Below you'll find our currently featured blog article, plus links to our entire collection of posts organized into the following categories:
This collection of blog articles addresses topics such as indoor cycle training techniques, correct hydration, how to setup your exercise or stationary bike and biometric information on some of the rides we offer. We even have a thought provoking series of posts that looks at cycling from the perspective of Chinese medicine.
By Brian Maldonado, Guest Contributor and Owner of Précis Velo
The time to take the bike out for the inaugural Spring ride is approaching, the moment of truth. The transition from trainer to road riding
should be seamless as far as technique is concerned. Practice the pedaling technique I discussed in the last article on the flat segments
of road and keep the eyes on the road ahead. Wally will be nipping at the heels and follow through with the movement of the torso, the
hike of the hip and driving the knee upward and then forward.
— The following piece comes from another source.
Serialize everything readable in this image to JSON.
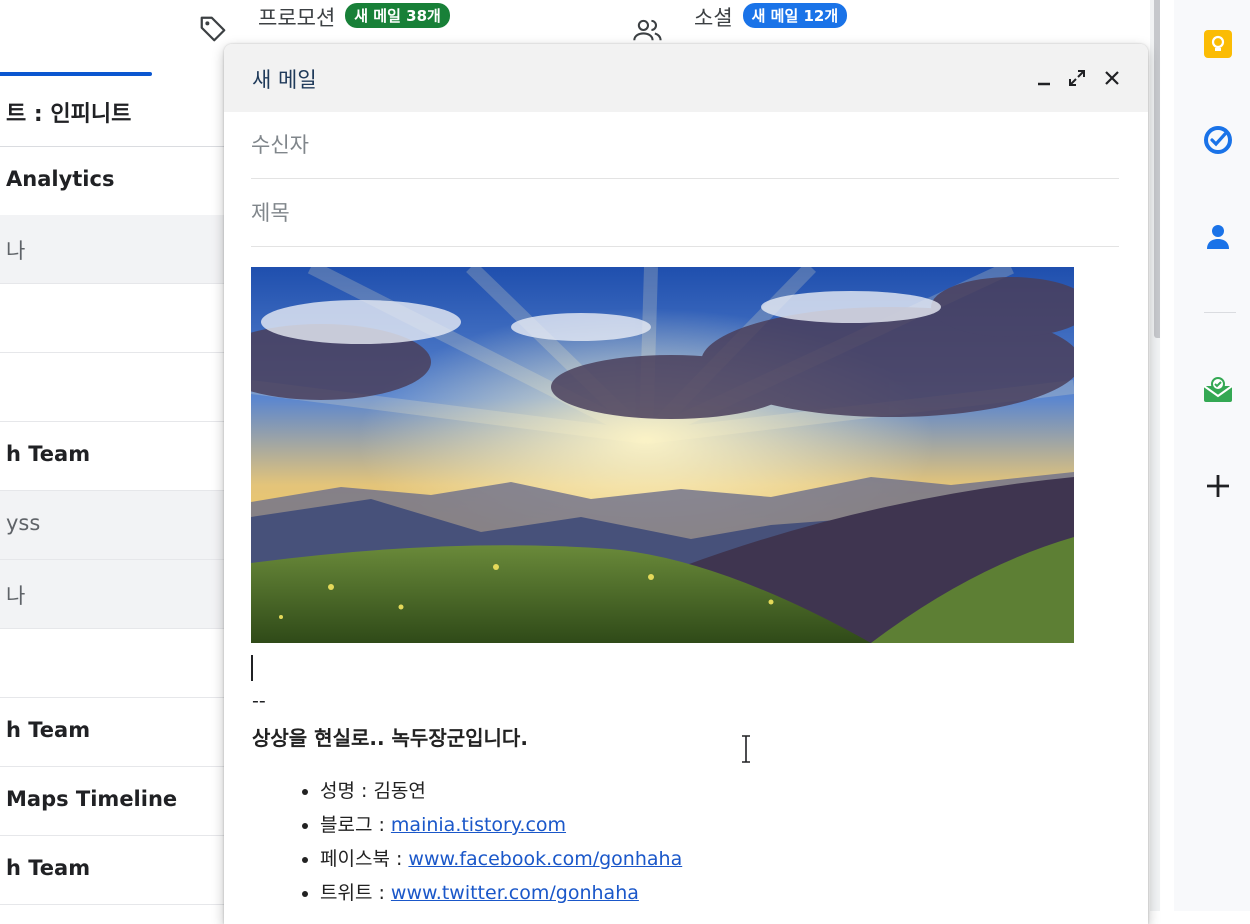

When you begin questioning your sanity, it will be so easy to throw in the towel. Two features may help keep you remain on track, the first is that elite athletes do perform these sequences; their movement sequence is very precise and second nature (if you ask them, chances are they won't be able to tell you what they do unless they have read these articles!). Secondly, you will encounter a brief moment when you feel that you cobble a nice sequence together; when you can sense that for yourself, in your very unique way, only then will you feel this is a valuable way to spend your time. One added bonus from these techniques is a better sense of balance and stability on the bike, which ought to be confidence building.
Hand placement is your decision, just because it's a headwind does not mean you have to tuck into a position that you are not accustomed to and have not practiced. How often do you see riders looking tense, eye balls ready to pop from the sockets when they face a headwind. Remaining relaxed means that you are still working hard but the effort is focused, with a full body effort. After all it's just wind! Let someone else worry about it.
Keep the hands, elbows and shoulders relaxed; when you need them for any reason whatsoever, they will be there for you. Besides, overall comfort is improved. The down pressure with the hand supports and guides the movement of the torso from side to side. If you need to grip, then grip.
What is available from your repertoire of cycling skills? If you are like most riders, your "downstroke" effort will be all tapped out. If you subscribe to the notion of the "Wally" technique, then accessing the upstroke is a viable option to you. No doubt this is appealing conceptually, you need to try it out and experience the difference. Accessing the upstroke now, calls for a higher physiological demand, which may not be available to you. How should you negotiate that issue? It will take practice to ensure you are capturing the features of the upstroke, and as you do so, you should consider easing up on the downstroke effort to make "space" for the demands of the upstroke. By spreading the wealth you will be able to ride into the wind for a longer period and with greater confidence. Knowing that the coffee shop is around the bend will ease the sting, reward yourself for all that hard work!
An uphill section of road can also be a nightmare for some riders. You've seen it before, anxiety builds in the group as the base of the climb, and momentum builds for the charge of the light brigade, hoping it will carry them to the top. Inevitably the three bears climb on about a third of the way up, the torso begins to bop up and down and riders drop the heels on the downstroke. What this means is that the effort disappears into thin air, score one for the hill.
What should you do? Follow the "Wally" technique you are learning, and going slower may work in your favor to some extent, in that it gives you just a bit more time to sequence the movement. Apply pressure on the downstroke and as soon as you run out of "square" you are done, time to switch to the back sweep. Keep roughly the same degree of bend in the ankles throughout the pedal stroke (don't allow the foot to dangle on the upstroke).
I hope these articles have been of help. Enjoy your cycling exploits. Wally is nipping at your heels, so better get a move on!
Brian is a Physical Therapist, previously working in Sub-Acute and Long Term Care settings in
Minneapolis-St. Paul and vicinity. Brian is the owner of Précis Velo
business dedicated to the Performance Movement Patterns approach in cycling; developing video-based
training tools and the first detailed video analyses of elite and amateur performances with Dartfish
technology (http://www.dartfish.tv/precisvelo). Education:
University of Western Ontario, Canada (MSc); Rush University, Chicago, IL (PhD, Biochemistry); University of
Minnesota (Masters in Physical Therapy).